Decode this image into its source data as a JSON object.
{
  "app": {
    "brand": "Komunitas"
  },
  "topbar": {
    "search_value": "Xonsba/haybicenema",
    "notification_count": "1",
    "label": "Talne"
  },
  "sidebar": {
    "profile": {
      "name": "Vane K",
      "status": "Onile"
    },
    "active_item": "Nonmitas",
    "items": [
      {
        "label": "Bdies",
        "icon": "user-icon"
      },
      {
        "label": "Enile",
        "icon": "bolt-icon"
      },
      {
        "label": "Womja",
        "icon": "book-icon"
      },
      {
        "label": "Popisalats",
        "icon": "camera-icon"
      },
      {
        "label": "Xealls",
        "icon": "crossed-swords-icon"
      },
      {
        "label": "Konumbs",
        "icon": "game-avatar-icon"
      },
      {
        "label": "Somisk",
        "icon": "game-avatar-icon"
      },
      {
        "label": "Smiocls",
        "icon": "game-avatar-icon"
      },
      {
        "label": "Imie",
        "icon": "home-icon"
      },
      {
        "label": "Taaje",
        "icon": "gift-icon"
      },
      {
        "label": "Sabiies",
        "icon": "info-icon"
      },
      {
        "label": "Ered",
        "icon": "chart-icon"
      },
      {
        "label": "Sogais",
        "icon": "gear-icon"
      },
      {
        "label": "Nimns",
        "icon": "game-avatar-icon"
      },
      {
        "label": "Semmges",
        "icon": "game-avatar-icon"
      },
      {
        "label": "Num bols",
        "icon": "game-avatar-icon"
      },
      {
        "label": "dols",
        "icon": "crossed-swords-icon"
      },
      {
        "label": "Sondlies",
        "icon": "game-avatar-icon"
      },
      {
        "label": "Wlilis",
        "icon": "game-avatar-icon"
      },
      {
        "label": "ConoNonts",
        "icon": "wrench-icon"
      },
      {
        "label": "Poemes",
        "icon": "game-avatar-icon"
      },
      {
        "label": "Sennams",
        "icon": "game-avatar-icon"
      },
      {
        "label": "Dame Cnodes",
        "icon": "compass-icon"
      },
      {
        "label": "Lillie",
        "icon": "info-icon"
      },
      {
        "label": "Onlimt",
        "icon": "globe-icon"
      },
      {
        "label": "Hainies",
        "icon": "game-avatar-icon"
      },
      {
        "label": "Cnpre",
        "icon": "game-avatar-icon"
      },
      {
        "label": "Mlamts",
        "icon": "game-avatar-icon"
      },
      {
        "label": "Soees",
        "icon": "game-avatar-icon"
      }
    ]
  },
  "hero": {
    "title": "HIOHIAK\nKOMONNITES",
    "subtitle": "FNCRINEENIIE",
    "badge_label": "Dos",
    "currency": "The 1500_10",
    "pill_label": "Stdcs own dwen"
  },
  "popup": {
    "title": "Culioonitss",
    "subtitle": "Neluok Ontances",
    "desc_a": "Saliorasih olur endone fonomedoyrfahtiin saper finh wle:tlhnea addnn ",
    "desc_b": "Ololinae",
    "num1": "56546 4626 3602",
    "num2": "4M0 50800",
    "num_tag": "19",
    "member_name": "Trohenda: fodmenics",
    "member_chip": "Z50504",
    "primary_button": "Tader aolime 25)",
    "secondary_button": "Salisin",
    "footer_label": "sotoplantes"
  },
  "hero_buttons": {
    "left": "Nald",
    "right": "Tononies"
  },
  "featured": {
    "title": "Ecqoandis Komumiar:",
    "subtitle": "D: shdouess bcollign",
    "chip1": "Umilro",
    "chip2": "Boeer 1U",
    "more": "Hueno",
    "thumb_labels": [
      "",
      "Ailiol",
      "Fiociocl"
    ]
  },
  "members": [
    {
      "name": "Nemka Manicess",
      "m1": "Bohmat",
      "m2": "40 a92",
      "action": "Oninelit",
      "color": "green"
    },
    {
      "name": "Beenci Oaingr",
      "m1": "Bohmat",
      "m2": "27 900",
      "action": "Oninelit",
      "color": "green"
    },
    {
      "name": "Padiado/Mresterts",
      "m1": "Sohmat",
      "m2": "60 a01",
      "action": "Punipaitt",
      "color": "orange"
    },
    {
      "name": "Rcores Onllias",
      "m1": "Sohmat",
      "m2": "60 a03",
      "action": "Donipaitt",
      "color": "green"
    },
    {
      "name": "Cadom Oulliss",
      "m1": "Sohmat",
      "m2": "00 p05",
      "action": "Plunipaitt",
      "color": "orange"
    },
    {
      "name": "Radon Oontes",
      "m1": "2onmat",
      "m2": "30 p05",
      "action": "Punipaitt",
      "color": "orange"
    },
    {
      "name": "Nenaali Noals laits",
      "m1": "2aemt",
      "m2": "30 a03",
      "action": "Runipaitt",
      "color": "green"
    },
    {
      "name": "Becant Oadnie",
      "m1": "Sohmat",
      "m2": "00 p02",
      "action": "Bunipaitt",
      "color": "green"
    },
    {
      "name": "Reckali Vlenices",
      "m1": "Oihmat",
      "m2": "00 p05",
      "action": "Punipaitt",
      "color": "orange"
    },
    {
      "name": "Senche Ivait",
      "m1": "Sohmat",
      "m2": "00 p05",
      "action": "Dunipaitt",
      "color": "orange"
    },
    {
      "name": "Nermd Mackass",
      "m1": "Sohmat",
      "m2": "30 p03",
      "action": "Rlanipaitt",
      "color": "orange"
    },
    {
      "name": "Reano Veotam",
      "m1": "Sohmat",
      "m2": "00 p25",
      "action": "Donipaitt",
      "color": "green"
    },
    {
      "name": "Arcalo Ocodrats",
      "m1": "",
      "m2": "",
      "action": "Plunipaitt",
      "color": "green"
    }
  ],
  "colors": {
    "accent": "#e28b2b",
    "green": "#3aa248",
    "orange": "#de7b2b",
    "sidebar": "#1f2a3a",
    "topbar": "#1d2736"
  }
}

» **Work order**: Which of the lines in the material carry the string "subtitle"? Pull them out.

» **Task response**:
    "subtitle": "FNCRINEENIIE",
    "subtitle": "Neluok Ontances",
    "subtitle": "D: shdouess bcollign",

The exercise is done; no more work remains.